New Clues About Psychosis
A rarely studied brain structure can explain.
Posted Jul 10, 2019
By Brain & Behavior Staff
In a vivid example of the power of basic research, a team of researchers has performed the first analysis of the relation between psychosis and alterations in a vital structural feature of the brain called the choroid plexus that helps to protect and nurture it. In the process, they made a number of discoveries likely to inform future research on not only psychosis but also schizophrenia and bipolar disorder.
The team, led by Paulo Lizano, M.D., Ph.D., of Beth Israel Deaconess Medical Center, included eight recipients of BBRF grants, three of whom are members of BBRF’s Scientific Council. The target of their study, the choroid plexus, is a branching network of cells in which cerebrospinal fluid (CSF) is produced and distributed throughout four large, hollow brain structures called ventricles.
The choroid plexus is important for many reasons. For starters, the brain cannot function without the CSF produced within its walls—the protective, cushioning fluid in which the brain literally floats within the hard surfaces of the cranium, much as a diver in a neutral buoyancy tank floats within the walls of the tank.
A barrier between the CSF and brain tissue is formed by the choroid plexus, giving it another critical function: as a structure that keeps blood components from penetrating the brain and that filters out various molecules, including toxins, while allowing a select number of molecules to enter, including those generated by the immune system. (In this function, this barrier works in concert with another protective structure called the blood-brain barrier)
The choroid plexus, as the researchers note, has been “largely ignored” despite discussions that date to the 1920s of its possible role in schizophrenia and bipolar disorder. Among many intriguing facts previously known but not understood: one of the hallmark features of the brain in people with schizophrenia is an enlargement of the ventricles.
The newly published research does not directly demonstrate that ventricular enlargement is caused by changes in the choroid plexus. But the study does directly link psychosis with enlargement of the choroid plexus (measured in terms of its total volume).
This and other discoveries were made by comparing the structure’s volume (via structural MRI brain scans) in study participants in three groups: one group diagnosed with psychosis; another consisting of relatives of these individuals; and a third group consisting of matched healthy controls.

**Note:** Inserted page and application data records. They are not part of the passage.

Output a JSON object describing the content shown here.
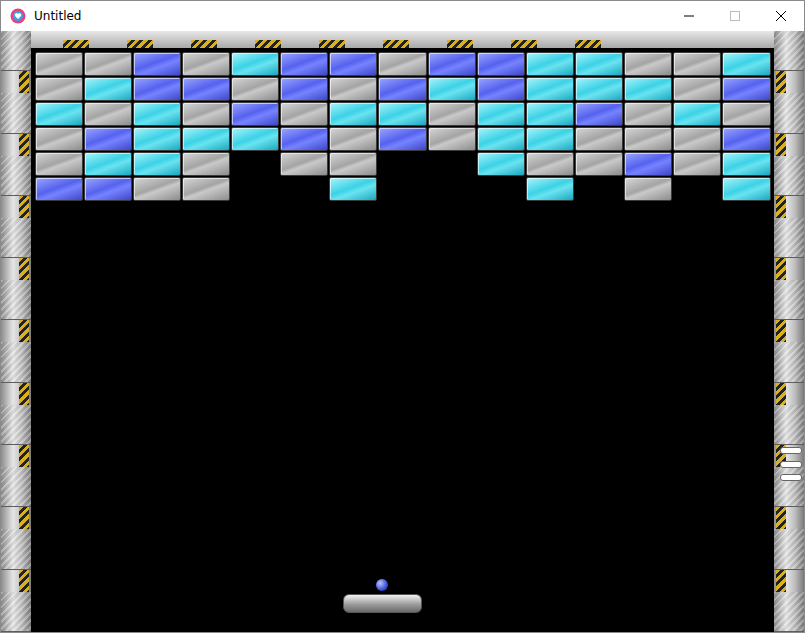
{
  "window": {
    "title": "Untitled"
  },
  "bricks": [
    [
      {
        "kind": "metal"
      },
      {
        "kind": "metal"
      },
      {
        "kind": "blue"
      },
      {
        "kind": "metal"
      },
      {
        "kind": "cyan"
      },
      {
        "kind": "blue"
      },
      {
        "kind": "blue"
      },
      {
        "kind": "metal"
      },
      {
        "kind": "blue"
      },
      {
        "kind": "blue"
      },
      {
        "kind": "cyan"
      },
      {
        "kind": "cyan"
      },
      {
        "kind": "metal"
      },
      {
        "kind": "metal"
      },
      {
        "kind": "cyan"
      }
    ],
    [
      {
        "kind": "metal"
      },
      {
        "kind": "cyan"
      },
      {
        "kind": "blue"
      },
      {
        "kind": "blue"
      },
      {
        "kind": "metal"
      },
      {
        "kind": "blue"
      },
      {
        "kind": "metal"
      },
      {
        "kind": "blue"
      },
      {
        "kind": "cyan"
      },
      {
        "kind": "blue"
      },
      {
        "kind": "cyan"
      },
      {
        "kind": "cyan"
      },
      {
        "kind": "cyan"
      },
      {
        "kind": "metal"
      },
      {
        "kind": "blue"
      }
    ],
    [
      {
        "kind": "cyan"
      },
      {
        "kind": "metal"
      },
      {
        "kind": "cyan"
      },
      {
        "kind": "metal"
      },
      {
        "kind": "blue"
      },
      {
        "kind": "metal"
      },
      {
        "kind": "cyan"
      },
      {
        "kind": "cyan"
      },
      {
        "kind": "metal"
      },
      {
        "kind": "cyan"
      },
      {
        "kind": "cyan"
      },
      {
        "kind": "blue"
      },
      {
        "kind": "metal"
      },
      {
        "kind": "cyan"
      },
      {
        "kind": "metal"
      }
    ],
    [
      {
        "kind": "metal"
      },
      {
        "kind": "blue"
      },
      {
        "kind": "cyan"
      },
      {
        "kind": "cyan"
      },
      {
        "kind": "cyan"
      },
      {
        "kind": "blue"
      },
      {
        "kind": "metal"
      },
      {
        "kind": "blue"
      },
      {
        "kind": "metal"
      },
      {
        "kind": "cyan"
      },
      {
        "kind": "cyan"
      },
      {
        "kind": "metal"
      },
      {
        "kind": "metal"
      },
      {
        "kind": "metal"
      },
      {
        "kind": "blue"
      }
    ],
    [
      {
        "kind": "metal"
      },
      {
        "kind": "cyan"
      },
      {
        "kind": "cyan"
      },
      {
        "kind": "metal"
      },
      {
        "kind": "empty"
      },
      {
        "kind": "metal"
      },
      {
        "kind": "metal"
      },
      {
        "kind": "empty"
      },
      {
        "kind": "empty"
      },
      {
        "kind": "cyan"
      },
      {
        "kind": "metal"
      },
      {
        "kind": "metal"
      },
      {
        "kind": "blue"
      },
      {
        "kind": "metal"
      },
      {
        "kind": "cyan"
      }
    ],
    [
      {
        "kind": "blue"
      },
      {
        "kind": "blue"
      },
      {
        "kind": "metal"
      },
      {
        "kind": "metal"
      },
      {
        "kind": "empty"
      },
      {
        "kind": "empty"
      },
      {
        "kind": "cyan"
      },
      {
        "kind": "empty"
      },
      {
        "kind": "empty"
      },
      {
        "kind": "empty"
      },
      {
        "kind": "cyan"
      },
      {
        "kind": "empty"
      },
      {
        "kind": "metal"
      },
      {
        "kind": "empty"
      },
      {
        "kind": "cyan"
      }
    ]
  ]
}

The volume of the choroid plexus was “significantly larger” in participants with psychosis, compared with first-degree relatives or controls. But some enlargement was also noted in first-degree relatives when compared with controls—indicating that volume of the choroid plexus is “significantly heritable.”
Perhaps more compelling is the finding that in study participants with psychosis, larger volume of the choroid plexus was associated with lower scores on cognitive tests, smaller grey matter and amygdala volume, larger ventricle volume, and lower levels of neural connectivity. All are potentially related—whether causally or by association—to pathology involved in causing psychosis.
One additional discovery that the team also found to be compelling: enlargement of the choroid plexus in participants with psychosis correlated with higher levels of interleukin 6 (IL-6), a signaling cell that is part of the immune system and which can penetrate the barriers between the brain, the blood and the CSF. “It is noteworthy that IL-6 elevation is strongly implicated in schizophrenia and bipolar [disorder] pathophysiology,” and perhaps also with reduction in the grey matter of the cerebral cortex, the team said.“Our findings suggest the involvement of the choroid plexus across the psychosis spectrum, with a potential mechanism involving the neuro-immune system, which functions in regulating the brain and interacting with the body’s immune and inflammatory systems,” they concluded.
BBRF grantees involved in the research include: 1997 Young Investigator Matcheri Keshavan, M.D.; Scientific Council member and 2010 and 1998 Distinguished Investigator Carol Tamminga, M.D.; Scientific Council member and 2006 and 1998 Distinguished Investigator Elliot Gershon, M.D.; 1997 Independent Investigator John Sweeney, Ph.D.; Scientific Council member and 2000 Distinguished Investigator Godfrey Pearlson, M.D.; 2000 Independent Investigator Brett Clementz, Ph.D.; 2012 Young Investigator Ofer Pasternak, Ph.D.; and 2008 Young Investigator Jeffrey Bishop, Pharm. D.